• Work instruction: The lines to copy are those in the records below that hold the word "Desktop".
* * * * * * * * *
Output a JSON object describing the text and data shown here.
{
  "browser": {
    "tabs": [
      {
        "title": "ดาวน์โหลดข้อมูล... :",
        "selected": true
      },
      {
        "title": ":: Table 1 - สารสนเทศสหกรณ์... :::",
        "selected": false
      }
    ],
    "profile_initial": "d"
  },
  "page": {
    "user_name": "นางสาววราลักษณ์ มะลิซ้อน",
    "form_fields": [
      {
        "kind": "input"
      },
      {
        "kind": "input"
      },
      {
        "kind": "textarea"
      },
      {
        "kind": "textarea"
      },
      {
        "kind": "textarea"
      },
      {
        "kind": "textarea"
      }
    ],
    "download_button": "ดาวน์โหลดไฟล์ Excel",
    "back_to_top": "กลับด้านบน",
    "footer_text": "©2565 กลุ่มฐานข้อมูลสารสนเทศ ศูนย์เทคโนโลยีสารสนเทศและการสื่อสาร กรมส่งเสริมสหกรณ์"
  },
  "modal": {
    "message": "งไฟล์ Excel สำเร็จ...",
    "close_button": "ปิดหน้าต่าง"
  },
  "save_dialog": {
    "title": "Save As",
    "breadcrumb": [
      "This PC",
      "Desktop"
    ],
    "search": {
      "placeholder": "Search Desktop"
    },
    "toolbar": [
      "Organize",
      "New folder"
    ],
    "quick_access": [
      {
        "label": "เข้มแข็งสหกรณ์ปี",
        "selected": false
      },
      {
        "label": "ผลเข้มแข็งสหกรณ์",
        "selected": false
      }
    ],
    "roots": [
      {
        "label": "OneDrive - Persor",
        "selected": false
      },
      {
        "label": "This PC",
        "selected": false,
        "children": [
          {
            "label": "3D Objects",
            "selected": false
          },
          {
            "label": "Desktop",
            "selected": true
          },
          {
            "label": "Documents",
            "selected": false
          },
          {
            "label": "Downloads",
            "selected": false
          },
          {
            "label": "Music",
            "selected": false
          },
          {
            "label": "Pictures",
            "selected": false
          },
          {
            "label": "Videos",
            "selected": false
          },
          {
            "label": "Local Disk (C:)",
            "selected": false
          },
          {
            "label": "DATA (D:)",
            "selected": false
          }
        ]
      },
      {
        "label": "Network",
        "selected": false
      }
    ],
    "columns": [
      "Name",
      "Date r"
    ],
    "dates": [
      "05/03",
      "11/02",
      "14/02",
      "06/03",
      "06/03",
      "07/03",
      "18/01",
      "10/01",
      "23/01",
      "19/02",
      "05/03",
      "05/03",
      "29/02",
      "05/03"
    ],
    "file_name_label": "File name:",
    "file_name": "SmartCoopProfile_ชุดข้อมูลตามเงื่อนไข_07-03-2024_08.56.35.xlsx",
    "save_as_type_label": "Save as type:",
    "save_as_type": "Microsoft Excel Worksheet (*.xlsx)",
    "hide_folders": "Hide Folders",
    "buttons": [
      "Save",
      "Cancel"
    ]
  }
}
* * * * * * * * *
• Problem solution:
      "Desktop"
      "placeholder": "Search Desktop"
            "label": "Desktop",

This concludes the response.